What A Life

Hazel Abernathy
November 12, 2007
Homer Watts, Jr.
November 14, 2007

In 1961 the Trappist Monk, Fr. Thomas Merton, wrote an article entitled “The Root of War is Fear.” He wrote this article against the background of the Cold War with Russia, the Middle East conflict, and the beginning of the Vietnam War.

The fundamental truths of this article are still applicable today.

He starts the article by saying, “The present war crisis is something we have made entirely for and by ourselves. There is not the slightest logical reason for war, and yet the whole world is plunging headlong into frightful destruction, and doing so with the purpose of avoiding war and preserving peace! This is a true war-madness, an illness of the mind and the spirit that is spreading with a furious and subtle contagion all over the world.”

Then he asked the question, “What are we to do?”

His answer, “The duty of the Christians in this crisis is to strive with all their power and intelligence, with their faith, hope in Christ, and love for God and humanity, to do the one task that God has imposed upon us in the world today. That task is to work for the total abolition of war. Unless we abolish war, the world will remain constantly in a state of madness and desperation.”

I think we have seen this play out in our world today.

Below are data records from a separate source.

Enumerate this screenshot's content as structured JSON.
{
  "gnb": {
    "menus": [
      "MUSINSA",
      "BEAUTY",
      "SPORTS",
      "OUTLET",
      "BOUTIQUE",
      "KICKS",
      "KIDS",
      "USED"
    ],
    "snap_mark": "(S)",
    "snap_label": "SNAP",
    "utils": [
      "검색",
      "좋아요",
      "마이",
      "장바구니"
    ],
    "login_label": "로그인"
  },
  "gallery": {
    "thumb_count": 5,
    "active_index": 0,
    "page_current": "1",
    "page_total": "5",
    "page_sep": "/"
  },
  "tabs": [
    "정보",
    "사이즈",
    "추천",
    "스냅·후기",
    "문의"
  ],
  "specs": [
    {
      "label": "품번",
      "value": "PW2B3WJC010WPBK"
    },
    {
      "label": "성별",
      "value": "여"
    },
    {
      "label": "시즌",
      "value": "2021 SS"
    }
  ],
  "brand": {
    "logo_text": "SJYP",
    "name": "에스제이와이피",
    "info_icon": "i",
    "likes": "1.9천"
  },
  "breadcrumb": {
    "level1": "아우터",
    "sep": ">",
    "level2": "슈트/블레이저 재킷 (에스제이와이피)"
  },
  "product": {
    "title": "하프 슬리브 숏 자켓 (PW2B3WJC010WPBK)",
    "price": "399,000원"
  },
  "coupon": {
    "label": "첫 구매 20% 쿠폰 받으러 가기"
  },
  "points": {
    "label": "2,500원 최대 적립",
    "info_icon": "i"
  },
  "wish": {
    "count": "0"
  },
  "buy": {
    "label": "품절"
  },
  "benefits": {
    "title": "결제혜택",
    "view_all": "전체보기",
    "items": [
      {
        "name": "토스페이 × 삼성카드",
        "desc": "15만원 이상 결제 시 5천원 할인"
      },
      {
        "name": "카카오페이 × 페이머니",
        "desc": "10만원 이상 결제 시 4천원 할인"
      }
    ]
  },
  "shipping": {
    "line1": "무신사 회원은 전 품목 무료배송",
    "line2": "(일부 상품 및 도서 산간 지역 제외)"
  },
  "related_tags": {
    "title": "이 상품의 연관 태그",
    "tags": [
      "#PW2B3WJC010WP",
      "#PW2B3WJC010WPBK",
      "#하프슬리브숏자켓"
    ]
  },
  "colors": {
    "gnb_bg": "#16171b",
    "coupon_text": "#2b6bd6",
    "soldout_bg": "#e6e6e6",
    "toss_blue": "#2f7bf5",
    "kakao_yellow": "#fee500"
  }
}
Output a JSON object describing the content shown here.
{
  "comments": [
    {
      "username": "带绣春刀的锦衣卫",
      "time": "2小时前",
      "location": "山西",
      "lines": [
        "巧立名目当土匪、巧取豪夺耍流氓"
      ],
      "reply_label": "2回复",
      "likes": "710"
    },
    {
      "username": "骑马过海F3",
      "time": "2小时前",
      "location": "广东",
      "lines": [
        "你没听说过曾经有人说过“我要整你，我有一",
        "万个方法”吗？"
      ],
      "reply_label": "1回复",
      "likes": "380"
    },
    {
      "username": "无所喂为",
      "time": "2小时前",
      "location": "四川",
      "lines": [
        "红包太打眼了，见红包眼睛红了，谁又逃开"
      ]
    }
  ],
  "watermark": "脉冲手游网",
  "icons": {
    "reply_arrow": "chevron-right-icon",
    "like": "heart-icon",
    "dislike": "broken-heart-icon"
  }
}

The Bush Administration told us that Saddam Hussein had weapons of mass destruction. (We know now that this was not true.)

We went to war to prevent war from spreading. Just the opposite happened. Terrorism increased, a civil war has broken out between the Shiites and Sunnis, the Middle East is still unstable, and the Kurds and Turkey are about to go to war. Are we safer than we were 40 years ago?

What is Merton’s answer to war?

“Peace is to be preached, nonviolence is to be explained as a practical method, and not left to be mocked as an outlet for crackpots who want to make a show of themselves. Prayer and sacrifice must be used as the most effective spiritual weapons in the war against war, and like any weapons they must be used with deliberate aim: not just with a vague aspiration for peace and security, but against violence and against war. This implies that we are also willing to sacrifice and restrain our own instinct for violence and aggressiveness in our relations with other people. We may never succeed in this campaign but this is the great Christian task of our time.”

Merton goes on to say, “At the root of all war is fear, not so much the fear people have of one another as the fear they have of everything. It is not merely that they do not trust one another: they do not even trust themselves. They cannot trust anything because they have ceased to believe in God. It is not only our hatred of others that is dangerous but also and above all our hatred of ourselves. For it is this, which makes us see our own evil in others and unable to see it in ourselves.

“We make the situation much worse by building up an obsession with evil, both in ourselves and in others, that we waste all our mental energy trying to account for this evil, to punish it, to exorcize it, or to get rid of it in any way we can.

We drive ourselves mad with our preoccupation and in the end there is no outlet left but violence. We have to destroy something or someone. By that time, we have created for ourselves a suitable enemy, a scapegoat in whom we have invested all the evil in the world.”

Wow! What a prophet!